Post subject: help- rf transmitter layout Posted:
Sun Jun 22, 2008 1:28 pm
Joined: Sun Jun
22, 2008 3:57 am
i have joined this
forum recently. i want to design pcb for a video transmitter schematic.
please tell the rules to follow to design the lay out for the schematic.like
width or length of the tracks,ground plan etc. i heard that there
is relation between frequency and track width.the transmitter operates
in channel 7 to 13 of vhf band. i am enclosing the url for the schematic.
please help me.
Post subject: Posted:
Mon Jun 23, 2008 7:20 am
Feb 17, 2006 12:07 pm
Location: London UK
I have looked at the circuit and would comment as below:
You need to add the same C7 decoupling capacitor at the top end
of L2 as you have at the top end of L1, and this should be a solder-in
All elements around the oscillator Q3 and
the PA Q4 should be kept as close together as possible to the respective
Q3 and Q4 should have a screening metal wall between
Q4 might need a "flower" type heatsink clipped onto the
can to keep the temperature within permitted limits.
I would be inclined to use a piece of miniature coaxial cable with
the braid to R8/Q4 and the center conductor to CV1/Q3, length about
4 to 5 cm. This is to enable a physical separation of the VCO from
Build the unit on double-sided board with shorting
pins through to ground large areas on both sides of the board. The
component side layout should be designed to maximize the ground
areas, but junctions of RF hot components, such as C9/R6/R7/base
of Q3, plus the collector group of Q3 should be fairly large pads
about 5 mm square. There needs to be a balance struck between having
too much stray cap to ground (large pads) or having too much series
stray inductance (small pads).
The video side is much more tolerant
Hope that helps.
Post subject: rf -layoutPosted: Mon Jun 23, 2008 2:17 pm
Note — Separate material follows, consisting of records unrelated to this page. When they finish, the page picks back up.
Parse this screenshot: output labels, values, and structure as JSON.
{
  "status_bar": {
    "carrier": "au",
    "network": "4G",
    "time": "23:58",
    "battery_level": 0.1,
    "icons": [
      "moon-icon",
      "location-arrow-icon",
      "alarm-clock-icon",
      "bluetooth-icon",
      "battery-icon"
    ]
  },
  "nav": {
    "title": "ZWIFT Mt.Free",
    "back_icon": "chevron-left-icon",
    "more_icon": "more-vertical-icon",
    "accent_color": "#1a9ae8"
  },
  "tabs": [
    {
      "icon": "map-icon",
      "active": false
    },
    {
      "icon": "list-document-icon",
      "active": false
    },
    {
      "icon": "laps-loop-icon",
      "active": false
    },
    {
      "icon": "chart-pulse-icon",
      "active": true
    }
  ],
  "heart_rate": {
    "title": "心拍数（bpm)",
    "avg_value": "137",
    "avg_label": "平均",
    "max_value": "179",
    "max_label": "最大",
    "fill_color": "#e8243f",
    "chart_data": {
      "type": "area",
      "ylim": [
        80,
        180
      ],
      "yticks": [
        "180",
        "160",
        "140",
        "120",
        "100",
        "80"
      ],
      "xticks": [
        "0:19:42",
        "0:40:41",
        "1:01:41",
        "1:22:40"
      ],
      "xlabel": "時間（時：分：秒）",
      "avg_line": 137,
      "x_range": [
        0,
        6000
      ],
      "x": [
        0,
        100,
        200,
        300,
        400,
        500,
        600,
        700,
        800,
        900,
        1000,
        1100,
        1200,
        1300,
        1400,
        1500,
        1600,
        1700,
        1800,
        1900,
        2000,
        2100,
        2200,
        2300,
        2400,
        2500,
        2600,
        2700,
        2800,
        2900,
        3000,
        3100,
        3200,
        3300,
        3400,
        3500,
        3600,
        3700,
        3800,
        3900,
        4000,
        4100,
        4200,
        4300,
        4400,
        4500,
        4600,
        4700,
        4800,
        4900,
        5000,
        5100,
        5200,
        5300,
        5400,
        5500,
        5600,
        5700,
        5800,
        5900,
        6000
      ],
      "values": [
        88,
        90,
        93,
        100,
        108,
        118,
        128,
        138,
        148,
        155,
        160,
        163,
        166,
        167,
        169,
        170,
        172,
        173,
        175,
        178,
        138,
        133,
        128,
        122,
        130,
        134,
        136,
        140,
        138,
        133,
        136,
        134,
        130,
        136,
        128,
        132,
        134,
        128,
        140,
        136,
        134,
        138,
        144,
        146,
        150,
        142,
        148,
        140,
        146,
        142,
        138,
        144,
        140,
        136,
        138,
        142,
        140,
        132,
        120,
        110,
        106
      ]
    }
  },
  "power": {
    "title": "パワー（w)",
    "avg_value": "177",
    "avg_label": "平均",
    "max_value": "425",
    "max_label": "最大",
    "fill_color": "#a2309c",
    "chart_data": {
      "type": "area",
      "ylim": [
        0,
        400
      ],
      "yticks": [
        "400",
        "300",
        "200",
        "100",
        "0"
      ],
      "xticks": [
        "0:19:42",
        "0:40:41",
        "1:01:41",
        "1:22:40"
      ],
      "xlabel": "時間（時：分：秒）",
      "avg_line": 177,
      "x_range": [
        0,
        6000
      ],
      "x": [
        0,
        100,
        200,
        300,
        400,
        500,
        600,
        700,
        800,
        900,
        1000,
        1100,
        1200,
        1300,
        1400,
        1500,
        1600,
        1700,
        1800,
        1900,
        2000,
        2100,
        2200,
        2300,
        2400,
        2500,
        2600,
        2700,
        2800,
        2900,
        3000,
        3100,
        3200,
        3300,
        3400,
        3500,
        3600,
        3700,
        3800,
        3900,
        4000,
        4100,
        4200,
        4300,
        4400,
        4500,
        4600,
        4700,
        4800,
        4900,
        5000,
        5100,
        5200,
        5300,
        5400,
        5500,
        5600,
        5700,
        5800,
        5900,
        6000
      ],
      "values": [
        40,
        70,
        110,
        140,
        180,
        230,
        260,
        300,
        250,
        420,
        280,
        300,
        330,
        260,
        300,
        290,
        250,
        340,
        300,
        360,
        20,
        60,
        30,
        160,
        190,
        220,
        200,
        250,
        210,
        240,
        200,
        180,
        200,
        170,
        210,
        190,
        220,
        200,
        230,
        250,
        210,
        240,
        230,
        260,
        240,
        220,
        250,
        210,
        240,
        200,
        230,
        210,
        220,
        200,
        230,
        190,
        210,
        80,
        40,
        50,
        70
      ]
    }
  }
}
Joined: Sun Jun 22, 2008 3:57 am
thanku very much sir! i am a beginner to rf circuits. could
you explain briefly about layout of a double sided board. can you
please, suggest any links/books on rf pcb design and layout?
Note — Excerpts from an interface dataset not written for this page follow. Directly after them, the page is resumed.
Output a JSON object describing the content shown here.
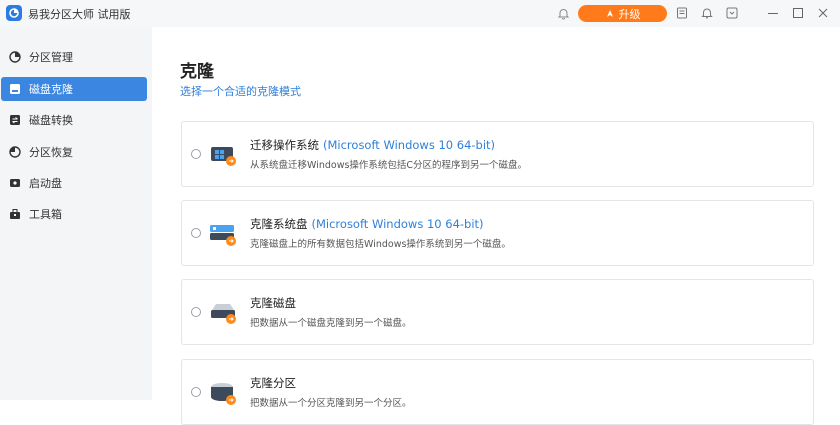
{
  "app": {
    "title": "易我分区大师 试用版",
    "upgrade_label": "升级"
  },
  "colors": {
    "accent": "#3a86e0",
    "upgrade": "#ff7a1a",
    "link": "#2f7fd9"
  },
  "sidebar": {
    "items": [
      {
        "label": "分区管理",
        "icon": "pie-chart-icon",
        "active": false
      },
      {
        "label": "磁盘克隆",
        "icon": "clone-icon",
        "active": true
      },
      {
        "label": "磁盘转换",
        "icon": "convert-icon",
        "active": false
      },
      {
        "label": "分区恢复",
        "icon": "recovery-icon",
        "active": false
      },
      {
        "label": "启动盘",
        "icon": "boot-disk-icon",
        "active": false
      },
      {
        "label": "工具箱",
        "icon": "toolbox-icon",
        "active": false
      }
    ]
  },
  "main": {
    "title": "克隆",
    "subtitle": "选择一个合适的克隆模式",
    "options": [
      {
        "title": "迁移操作系统",
        "os": "(Microsoft Windows 10 64-bit)",
        "desc": "从系统盘迁移Windows操作系统包括C分区的程序到另一个磁盘。",
        "icon": "migrate-os-icon"
      },
      {
        "title": "克隆系统盘",
        "os": "(Microsoft Windows 10 64-bit)",
        "desc": "克隆磁盘上的所有数据包括Windows操作系统到另一个磁盘。",
        "icon": "clone-system-disk-icon"
      },
      {
        "title": "克隆磁盘",
        "os": "",
        "desc": "把数据从一个磁盘克隆到另一个磁盘。",
        "icon": "clone-disk-icon"
      },
      {
        "title": "克隆分区",
        "os": "",
        "desc": "把数据从一个分区克隆到另一个分区。",
        "icon": "clone-partition-icon"
      }
    ]
  }
}
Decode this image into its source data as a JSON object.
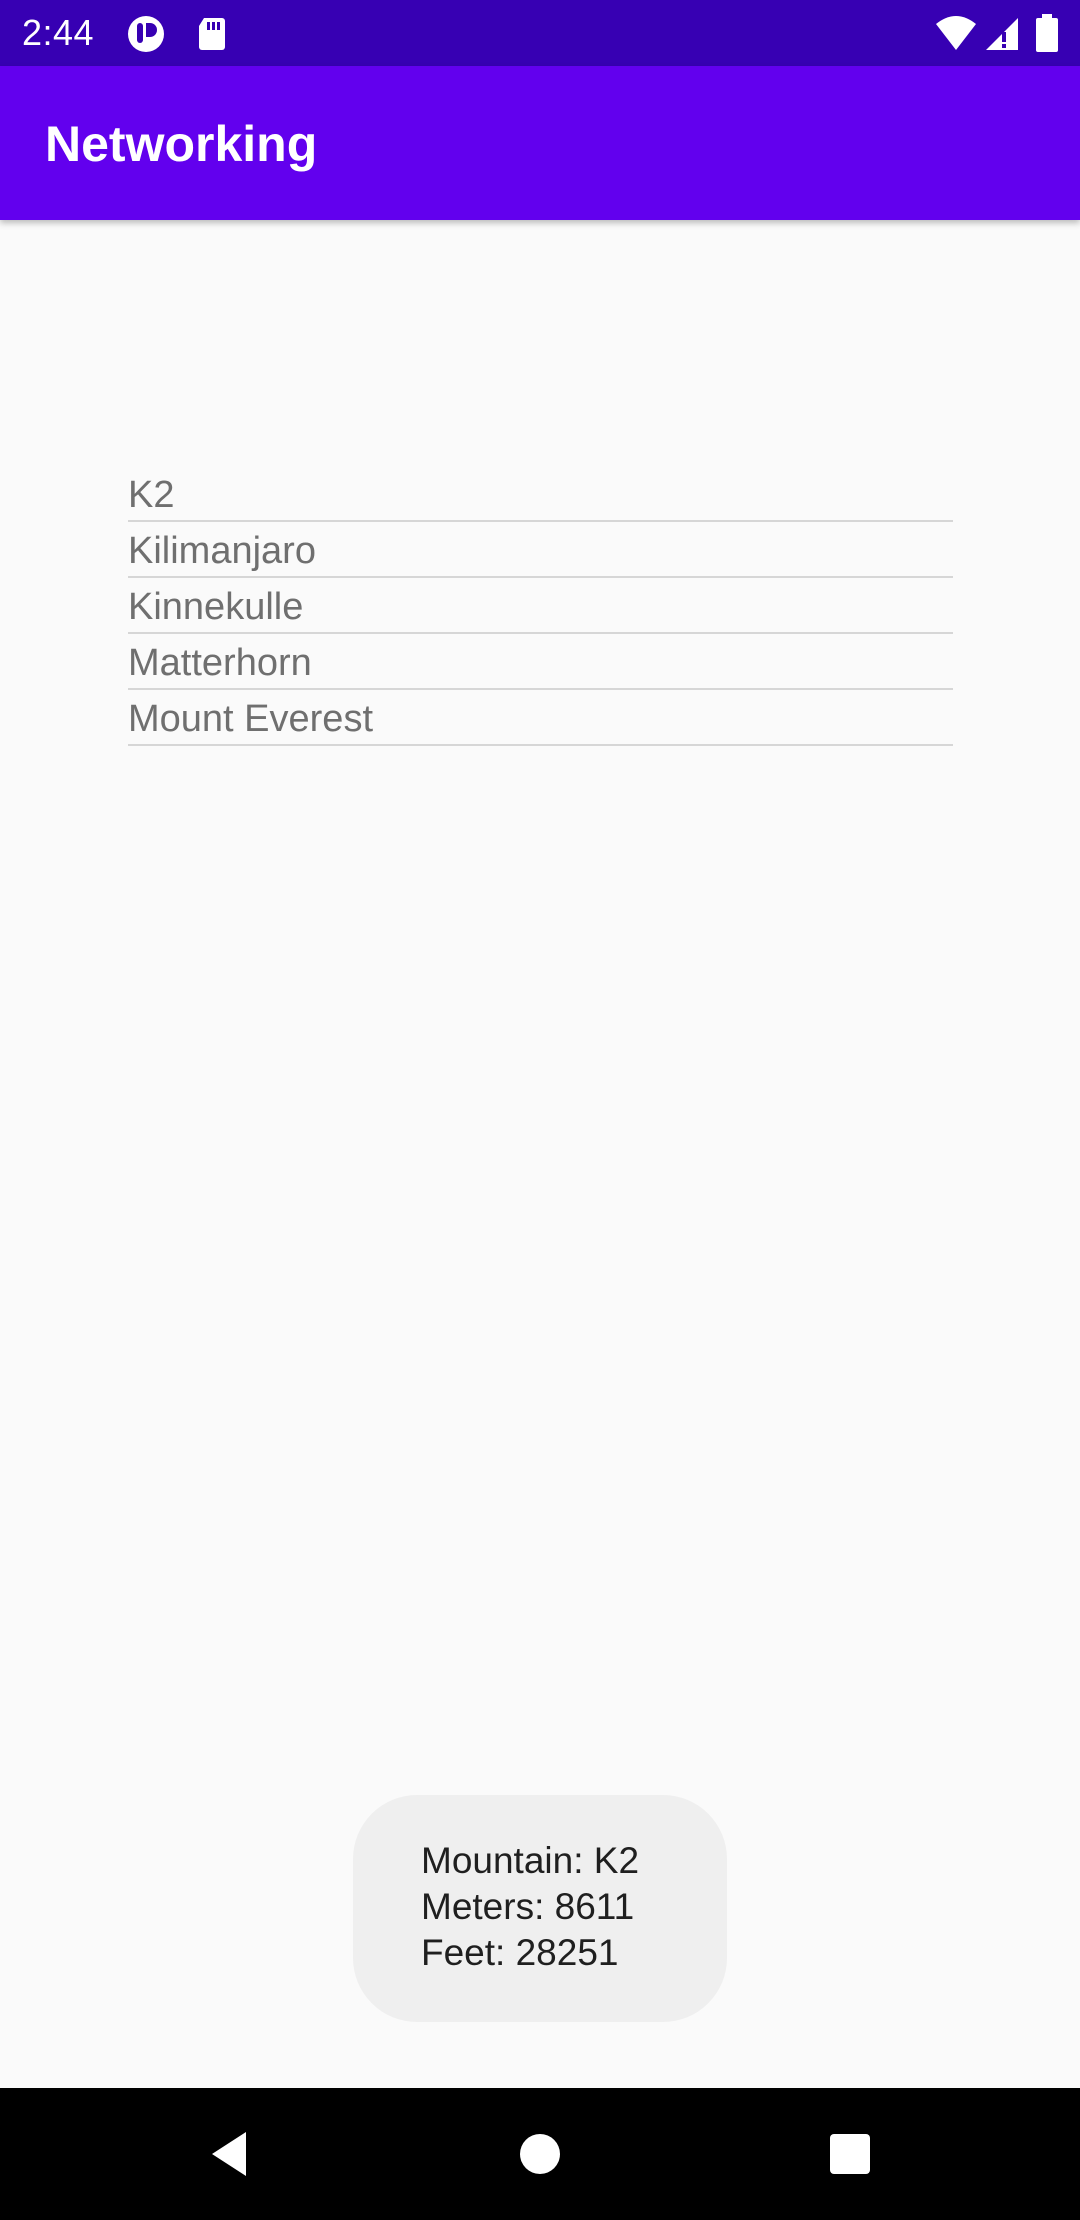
{
  "status_bar": {
    "time": "2:44",
    "icons": [
      "notification-app-icon",
      "sd-card-icon",
      "wifi-icon",
      "cellular-signal-icon",
      "battery-icon"
    ]
  },
  "app_bar": {
    "title": "Networking",
    "color": "#6200ee",
    "status_color": "#3700b3"
  },
  "mountain_list": {
    "items": [
      {
        "label": "K2"
      },
      {
        "label": "Kilimanjaro"
      },
      {
        "label": "Kinnekulle"
      },
      {
        "label": "Matterhorn"
      },
      {
        "label": "Mount Everest"
      }
    ]
  },
  "toast": {
    "line1": "Mountain: K2",
    "line2": "Meters: 8611",
    "line3": "Feet: 28251"
  },
  "nav_bar": {
    "icons": [
      "back-icon",
      "home-icon",
      "recents-icon"
    ]
  }
}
Post subject: Posted: Mon Jun 30,
2008 6:48 am
Joined: Fri Feb 17, 2006
Location: London UK
The techniques I aquired were from reading Application Notes, like
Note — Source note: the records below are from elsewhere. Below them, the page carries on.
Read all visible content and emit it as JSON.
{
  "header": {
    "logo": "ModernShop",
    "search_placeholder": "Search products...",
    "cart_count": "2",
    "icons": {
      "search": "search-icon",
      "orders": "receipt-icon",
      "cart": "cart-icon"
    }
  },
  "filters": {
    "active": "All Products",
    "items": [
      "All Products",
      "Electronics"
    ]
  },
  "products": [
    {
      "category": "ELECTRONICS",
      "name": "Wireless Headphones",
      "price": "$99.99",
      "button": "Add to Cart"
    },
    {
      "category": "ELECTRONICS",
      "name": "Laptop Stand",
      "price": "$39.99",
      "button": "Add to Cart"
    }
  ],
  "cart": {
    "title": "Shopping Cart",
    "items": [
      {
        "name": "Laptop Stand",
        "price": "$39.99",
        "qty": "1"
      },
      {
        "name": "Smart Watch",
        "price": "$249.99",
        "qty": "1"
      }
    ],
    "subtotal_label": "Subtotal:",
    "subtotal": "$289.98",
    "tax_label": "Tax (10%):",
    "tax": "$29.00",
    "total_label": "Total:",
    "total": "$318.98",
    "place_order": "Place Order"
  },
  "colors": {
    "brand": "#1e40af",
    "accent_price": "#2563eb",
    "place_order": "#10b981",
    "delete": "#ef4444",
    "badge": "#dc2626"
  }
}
HP/Agilent, M/A Comm, Texas Instruments, and the old Plessey Company
semiconductor units (let's hear a faint cheer from any Plessey refugees
with long memories). Many of these can be down-loaded off their
Sorry, I don't know of any textbooks that cover this
If you are proto-typing a layout, a good practical
starting point is to take double-sided board and start by measuring
its permittivity using an RF bridge (divide the measured capacitance
by the area). This enables you to design any microstrip track widths,
using published tables, for any deisred Z nought (like 50 ohms).
Next do some paper and pencil rough layouts to suit the physical
sizes of components you have selected for the circuit build.
When you are happy all elements are incorporated, use the paper
layout as a drilling template, by glueing it to the board with water-soluble
paper PVA glue. Use a drill suitable for the wire parts of any components
or the through-pins used as "vias". Using a model-maker's milling
attachment in a hand-held low voltage drill, mill out any pad areas.
Any locations where you have a component grounded at one end but
floating at the other, counter-bore at the floating end using the
previously drilled small hole as a pilot, and a drill bit that has
been ground down to present a flat end with a central spike. Thus
an earea is milled out centered on the pilot hole, that is free
of copper. Connect any such components together with any others
at node points using teflon sleeves over 16 gauge wire with short
direct lengths. This strictly DIY stuff is if your budget is very
very limited. There are software tools for prototyping chemically
etched boards if your budget is big.
I hope that helps.